In 1932 this remarkable building, one of the oldest surviving mills in the country, was given to CambridgePPF, then Cambridge Preservation Society. The Mill has undergone many repairs and rebuilds during it’s working life and is now a scheduled ancient monument.
It has inspired people over the years, even the work of our most eminent contemporary architect, Lord Foster, OM. who prepared some drawings of the elevations of the building whilst a student at Manchester University. Lord Foster lists Bourn Mill as one of his top nine buildings on the website Shortlist.com. He designed the Cambridge University Faculty of Law building, the terminal building at Stansted Airport and the American Air Museum at the Imperial War Museum at Duxford. One of his most famous building designs is The Gherkin in London (or 30 St Mary Axe).
The earliest record we have of the mill is from 1636, but it may be much earlier as this type of windmill has hardly changed since the 13th century. Over the centuries, the mill has looked out over a changing landscape. The first grain to be brought here would have been grown in medieval open fields, arriving by packhorse and cart along a track. In 1806 the open fields were enclosed, and a new landscape of small hedged fields was created. Changes continue today, with the community of Cambourne taking its place within the historic landscape surrounding Bourn Mill.

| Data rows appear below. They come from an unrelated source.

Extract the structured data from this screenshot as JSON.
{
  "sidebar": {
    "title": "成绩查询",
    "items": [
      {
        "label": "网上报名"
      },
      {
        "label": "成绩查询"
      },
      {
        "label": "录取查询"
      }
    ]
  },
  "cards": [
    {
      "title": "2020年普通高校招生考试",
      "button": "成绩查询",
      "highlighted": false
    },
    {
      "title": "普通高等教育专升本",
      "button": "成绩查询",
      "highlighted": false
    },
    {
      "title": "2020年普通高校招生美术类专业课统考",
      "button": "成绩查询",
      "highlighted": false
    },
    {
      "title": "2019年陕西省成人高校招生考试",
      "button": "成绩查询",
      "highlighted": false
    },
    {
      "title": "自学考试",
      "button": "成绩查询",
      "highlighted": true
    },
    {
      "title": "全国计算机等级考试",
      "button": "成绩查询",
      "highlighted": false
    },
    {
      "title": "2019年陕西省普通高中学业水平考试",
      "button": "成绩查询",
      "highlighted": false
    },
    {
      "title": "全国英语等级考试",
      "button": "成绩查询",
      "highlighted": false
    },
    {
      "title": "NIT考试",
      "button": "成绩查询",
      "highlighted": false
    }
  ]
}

The mill at Bourn has changed hands many times over the last four centuries. The first recorded owner was John Cook, who sold the mill in 1636 to Thomas Cook of Longstowe. By 1701 the mill was owned by John Bishop, a baker, grinding grain for his own bakery. In 1741 his grandson, Richard Bishop, was killed when part of the mill blew down as he struggled to turn the sails out of high winds. Despite this tragedy the mill stayed linked to the Bishop family until 1875. The initials of some of the Bishop family are carved into the side timber of the mill. The last miller at Bourn Mill was George Papworth, whose father was the landlord at ‘The Fox’ in Bourn. In 1926 the introduction of the paraffin engine made the mill redundant, and it was sold for £45.
The charity Cambridge Past, Present & Future now cares for and protects the mill with the help of a team of volunteers. The Mill is open some Sundays over the summer months. This year open days are: 15 May, which is National Mills Weekend, 26 June, 24 July, 14 August and 11 September, 2.00pm to 4.00pm. Entry is free to CambridgePPF members, or £3 per adult and £1 per child for non-members. All donations are very welcome to help support the upkeep of the mill. This year there will be teas available at every open day.
Volunteers are needed to enable Bourn Mill open days to continue and to help care for this historic building. If you have an interest or experience in heritage buildings and would like to help with regular maintenance of the mill or would like to become a volunteer guide or help with teas on open days, we would love to hear from you. Please contact Kate Armstrong: email@example.com or 01954 719745.